Preface
This volume contains
31
papers, based on the invited talks given at the
2003
AMS-IMS-SIAM Joint Summer Research Conference in the Mathematical Sciences:
Mathematics of Finance, held in Snowbird, Utah, June
22-26, 2003.
This was the
first ever conference on mathematics of finance jointly sponsored by AMS, IMS,
and SIAM.
Financial mathematics is a rapidly expanding field. It involves a wide spectrum
of techniques that go far beyond the traditional applied mathematics. Research in
mathematics of finance has witnessed tremendous progress in recent years. The
Black-Scholes model and its various extensions for pricing of options have had an
influential impact on financial practice and led to a revolution in the financial in-
dustry. The introduction of stochastic analysis and stochastic control techniques
has resulted in a number of important advances. To name just a few, they include
the studies of valuation of contingent claims in complete and incomplete markets,
consumption-investment models with or without constraints, portfolio management
for institutional investors such as pension funds and banks, and risk assessment and
management using financial derivatives. These applications, on the other hand, re-
quire and stimulate many new and exciting theoretical discoveries. As a major
impetus to the development of financial management and economics, research in
mathematics of finance has had a major impact on the global economy. Moreover,
the development of mathematics of finance has created a large demand for mathe-
matics graduates at both Master and Ph.D. levels in the financial industry, resulting
in the introduction of this topic in the curriculum of mathematical sciences depart-
ments of many universities. The rapid progress has necessitated communication
and networking among researchers in different disciplines. This summer research
conference provided us with an excellent and timely opportunity. It brought to-
gether researchers from mathematical sciences, finance, economics, and engineering,
and financial industry to review and to update the recent advances, and to identify
future directions of mathematics of finance.
The scientific program of the conference consisted of 42 invited talks, a poster
session, and a panel discussion on research and education. While recent progress has
been surveyed, reviewed, and substantially updated, new ideas, models, methods,
and techniques have been explored. The invited speakers presented a broad spec-
trum of problems, models, and results involving modeling, estimation, optimiza-
tion, control, risk assessment and management, contingent claim pricing, dynamic
hedging, and financial derivative design.
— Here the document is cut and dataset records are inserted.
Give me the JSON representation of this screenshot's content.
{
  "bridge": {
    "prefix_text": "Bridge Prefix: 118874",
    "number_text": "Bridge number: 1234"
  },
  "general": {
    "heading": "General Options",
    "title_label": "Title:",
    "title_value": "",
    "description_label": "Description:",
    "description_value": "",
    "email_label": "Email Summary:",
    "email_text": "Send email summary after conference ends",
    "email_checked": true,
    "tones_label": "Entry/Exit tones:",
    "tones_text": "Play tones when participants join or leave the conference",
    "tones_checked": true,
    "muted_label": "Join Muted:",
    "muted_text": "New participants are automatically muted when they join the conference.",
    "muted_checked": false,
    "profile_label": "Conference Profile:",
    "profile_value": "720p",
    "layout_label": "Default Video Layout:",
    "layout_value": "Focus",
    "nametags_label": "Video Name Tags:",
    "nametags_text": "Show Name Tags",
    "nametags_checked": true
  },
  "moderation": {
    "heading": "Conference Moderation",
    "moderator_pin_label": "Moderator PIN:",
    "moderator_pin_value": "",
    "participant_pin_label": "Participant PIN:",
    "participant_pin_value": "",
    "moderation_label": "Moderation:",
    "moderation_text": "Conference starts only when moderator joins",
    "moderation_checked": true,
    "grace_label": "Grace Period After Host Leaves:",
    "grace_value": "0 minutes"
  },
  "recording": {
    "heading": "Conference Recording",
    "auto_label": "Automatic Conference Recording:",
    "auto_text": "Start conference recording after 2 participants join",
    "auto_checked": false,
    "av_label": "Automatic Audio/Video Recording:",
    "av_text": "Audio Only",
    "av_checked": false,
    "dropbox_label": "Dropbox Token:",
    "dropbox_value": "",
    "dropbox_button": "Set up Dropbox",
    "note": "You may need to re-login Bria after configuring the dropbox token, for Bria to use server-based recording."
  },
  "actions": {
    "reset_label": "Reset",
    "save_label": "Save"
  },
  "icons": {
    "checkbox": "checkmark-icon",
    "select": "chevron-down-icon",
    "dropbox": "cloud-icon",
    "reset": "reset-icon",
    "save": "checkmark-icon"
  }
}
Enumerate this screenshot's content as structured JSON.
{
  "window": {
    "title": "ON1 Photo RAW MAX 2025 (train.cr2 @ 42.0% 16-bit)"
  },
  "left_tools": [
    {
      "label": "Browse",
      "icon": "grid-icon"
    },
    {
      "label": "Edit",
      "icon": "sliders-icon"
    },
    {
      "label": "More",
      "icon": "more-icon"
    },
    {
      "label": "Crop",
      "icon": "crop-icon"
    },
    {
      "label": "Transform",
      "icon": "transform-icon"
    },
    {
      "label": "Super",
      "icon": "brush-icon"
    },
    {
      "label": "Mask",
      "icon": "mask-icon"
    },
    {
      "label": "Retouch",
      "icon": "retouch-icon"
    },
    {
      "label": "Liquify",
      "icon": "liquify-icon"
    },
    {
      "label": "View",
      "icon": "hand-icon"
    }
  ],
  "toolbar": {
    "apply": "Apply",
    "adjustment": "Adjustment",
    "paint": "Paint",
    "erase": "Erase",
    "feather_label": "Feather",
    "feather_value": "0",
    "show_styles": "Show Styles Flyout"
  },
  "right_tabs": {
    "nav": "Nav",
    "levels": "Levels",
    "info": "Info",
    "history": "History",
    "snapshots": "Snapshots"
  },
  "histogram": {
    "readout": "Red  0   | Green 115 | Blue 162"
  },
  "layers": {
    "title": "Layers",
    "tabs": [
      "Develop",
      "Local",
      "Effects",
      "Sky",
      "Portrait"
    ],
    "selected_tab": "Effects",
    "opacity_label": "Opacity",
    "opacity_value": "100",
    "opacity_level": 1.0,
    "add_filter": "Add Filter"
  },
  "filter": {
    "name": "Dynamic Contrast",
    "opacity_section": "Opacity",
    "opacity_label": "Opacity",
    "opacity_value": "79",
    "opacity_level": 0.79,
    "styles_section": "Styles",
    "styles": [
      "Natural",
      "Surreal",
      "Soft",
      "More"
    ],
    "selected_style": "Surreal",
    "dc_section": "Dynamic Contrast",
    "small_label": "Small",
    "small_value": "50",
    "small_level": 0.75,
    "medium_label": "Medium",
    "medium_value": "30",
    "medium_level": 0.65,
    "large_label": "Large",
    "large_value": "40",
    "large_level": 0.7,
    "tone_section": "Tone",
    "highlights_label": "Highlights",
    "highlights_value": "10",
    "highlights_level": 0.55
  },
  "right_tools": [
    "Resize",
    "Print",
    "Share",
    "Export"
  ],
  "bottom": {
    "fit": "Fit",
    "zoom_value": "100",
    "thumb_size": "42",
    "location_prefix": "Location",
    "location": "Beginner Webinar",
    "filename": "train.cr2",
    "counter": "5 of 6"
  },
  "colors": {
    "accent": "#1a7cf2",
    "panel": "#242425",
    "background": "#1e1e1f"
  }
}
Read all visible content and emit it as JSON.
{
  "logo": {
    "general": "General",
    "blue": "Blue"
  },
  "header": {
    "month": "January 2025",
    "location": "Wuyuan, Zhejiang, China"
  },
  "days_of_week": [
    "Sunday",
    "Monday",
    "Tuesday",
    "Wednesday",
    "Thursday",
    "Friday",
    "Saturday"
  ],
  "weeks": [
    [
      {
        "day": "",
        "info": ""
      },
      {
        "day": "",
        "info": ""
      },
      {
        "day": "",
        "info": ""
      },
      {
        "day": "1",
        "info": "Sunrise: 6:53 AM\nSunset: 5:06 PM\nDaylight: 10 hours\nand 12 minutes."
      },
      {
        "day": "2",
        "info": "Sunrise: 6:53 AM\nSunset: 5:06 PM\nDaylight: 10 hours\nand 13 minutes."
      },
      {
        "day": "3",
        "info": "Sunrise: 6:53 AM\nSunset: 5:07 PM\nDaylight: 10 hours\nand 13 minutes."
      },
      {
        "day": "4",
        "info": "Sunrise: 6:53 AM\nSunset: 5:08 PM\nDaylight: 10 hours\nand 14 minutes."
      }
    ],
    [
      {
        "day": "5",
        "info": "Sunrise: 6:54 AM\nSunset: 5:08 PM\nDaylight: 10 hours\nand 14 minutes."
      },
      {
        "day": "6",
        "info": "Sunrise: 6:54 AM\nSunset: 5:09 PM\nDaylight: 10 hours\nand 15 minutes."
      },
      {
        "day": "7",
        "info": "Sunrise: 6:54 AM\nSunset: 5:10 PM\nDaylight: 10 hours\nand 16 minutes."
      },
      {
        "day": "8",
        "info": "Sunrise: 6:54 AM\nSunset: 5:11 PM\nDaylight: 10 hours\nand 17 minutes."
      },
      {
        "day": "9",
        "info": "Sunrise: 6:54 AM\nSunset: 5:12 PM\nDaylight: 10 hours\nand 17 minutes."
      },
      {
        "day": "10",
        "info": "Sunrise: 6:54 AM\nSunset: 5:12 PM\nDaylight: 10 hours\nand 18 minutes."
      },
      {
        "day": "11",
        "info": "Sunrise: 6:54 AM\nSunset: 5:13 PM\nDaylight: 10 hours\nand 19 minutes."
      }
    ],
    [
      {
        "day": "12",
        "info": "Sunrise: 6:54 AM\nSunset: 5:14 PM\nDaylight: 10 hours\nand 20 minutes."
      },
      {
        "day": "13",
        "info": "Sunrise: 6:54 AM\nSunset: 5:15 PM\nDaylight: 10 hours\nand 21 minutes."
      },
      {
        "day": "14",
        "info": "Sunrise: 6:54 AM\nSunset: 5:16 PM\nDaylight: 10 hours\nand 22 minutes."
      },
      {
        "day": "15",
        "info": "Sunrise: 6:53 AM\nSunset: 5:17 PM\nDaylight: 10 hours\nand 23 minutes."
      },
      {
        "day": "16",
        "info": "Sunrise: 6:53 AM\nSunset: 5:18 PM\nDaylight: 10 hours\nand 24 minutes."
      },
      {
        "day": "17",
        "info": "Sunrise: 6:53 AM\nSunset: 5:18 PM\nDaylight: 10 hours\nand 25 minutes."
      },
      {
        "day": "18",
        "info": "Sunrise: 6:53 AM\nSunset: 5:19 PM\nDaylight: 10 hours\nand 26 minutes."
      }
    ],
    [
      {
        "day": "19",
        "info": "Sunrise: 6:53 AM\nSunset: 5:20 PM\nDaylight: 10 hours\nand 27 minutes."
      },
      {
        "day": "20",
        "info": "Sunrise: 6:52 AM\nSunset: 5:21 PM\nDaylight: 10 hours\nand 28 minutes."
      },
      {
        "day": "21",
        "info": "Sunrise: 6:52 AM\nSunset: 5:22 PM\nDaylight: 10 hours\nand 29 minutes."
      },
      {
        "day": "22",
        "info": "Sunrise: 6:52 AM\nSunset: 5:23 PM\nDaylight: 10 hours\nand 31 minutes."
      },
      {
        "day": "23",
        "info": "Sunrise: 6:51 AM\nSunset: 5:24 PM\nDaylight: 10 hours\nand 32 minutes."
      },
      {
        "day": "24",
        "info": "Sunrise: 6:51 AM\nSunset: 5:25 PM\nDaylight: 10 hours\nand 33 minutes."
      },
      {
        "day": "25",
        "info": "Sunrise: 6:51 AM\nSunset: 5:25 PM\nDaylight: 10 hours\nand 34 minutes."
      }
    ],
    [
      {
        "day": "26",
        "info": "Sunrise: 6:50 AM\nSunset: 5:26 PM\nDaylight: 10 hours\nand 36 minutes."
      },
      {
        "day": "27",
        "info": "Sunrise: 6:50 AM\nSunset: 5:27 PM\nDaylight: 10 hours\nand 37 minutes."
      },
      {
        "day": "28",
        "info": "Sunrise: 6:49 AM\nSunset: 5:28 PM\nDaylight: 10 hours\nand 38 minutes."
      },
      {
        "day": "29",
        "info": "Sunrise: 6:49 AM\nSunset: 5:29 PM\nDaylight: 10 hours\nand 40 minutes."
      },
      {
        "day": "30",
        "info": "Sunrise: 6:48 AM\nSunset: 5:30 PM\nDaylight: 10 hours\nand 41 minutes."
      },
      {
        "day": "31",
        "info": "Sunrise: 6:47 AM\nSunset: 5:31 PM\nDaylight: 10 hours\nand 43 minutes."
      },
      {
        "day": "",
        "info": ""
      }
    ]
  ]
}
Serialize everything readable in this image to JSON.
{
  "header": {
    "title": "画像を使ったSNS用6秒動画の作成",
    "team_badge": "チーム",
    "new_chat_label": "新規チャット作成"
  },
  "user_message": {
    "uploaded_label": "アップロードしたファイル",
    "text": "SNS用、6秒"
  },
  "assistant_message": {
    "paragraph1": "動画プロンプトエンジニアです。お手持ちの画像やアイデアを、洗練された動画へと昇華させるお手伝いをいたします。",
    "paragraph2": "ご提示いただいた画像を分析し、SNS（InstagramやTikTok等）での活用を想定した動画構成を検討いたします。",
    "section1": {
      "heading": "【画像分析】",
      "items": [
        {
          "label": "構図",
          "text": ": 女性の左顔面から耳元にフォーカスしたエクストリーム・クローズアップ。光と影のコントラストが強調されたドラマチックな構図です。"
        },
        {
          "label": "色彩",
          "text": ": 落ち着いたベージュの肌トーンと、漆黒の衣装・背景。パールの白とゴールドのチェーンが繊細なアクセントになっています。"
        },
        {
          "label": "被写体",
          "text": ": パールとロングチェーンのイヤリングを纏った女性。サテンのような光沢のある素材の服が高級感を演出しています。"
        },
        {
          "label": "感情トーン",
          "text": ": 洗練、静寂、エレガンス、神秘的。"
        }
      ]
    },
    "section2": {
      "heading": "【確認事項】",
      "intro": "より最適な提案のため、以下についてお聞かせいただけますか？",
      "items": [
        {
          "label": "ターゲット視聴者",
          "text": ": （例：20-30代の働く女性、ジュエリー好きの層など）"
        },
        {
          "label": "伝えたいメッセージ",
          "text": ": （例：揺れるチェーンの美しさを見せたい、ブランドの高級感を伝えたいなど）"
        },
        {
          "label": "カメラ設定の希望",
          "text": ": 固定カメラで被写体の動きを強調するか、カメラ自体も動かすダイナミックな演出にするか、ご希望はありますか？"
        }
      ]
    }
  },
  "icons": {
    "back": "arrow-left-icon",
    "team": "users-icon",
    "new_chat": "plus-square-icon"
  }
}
Valuation of contingent claims remains the
centerpiece of modern financial theory. Its key components include financial market
modeling and dynamic hedging. While the Black-Scholes models have been widely
ix
Previous Page Next Page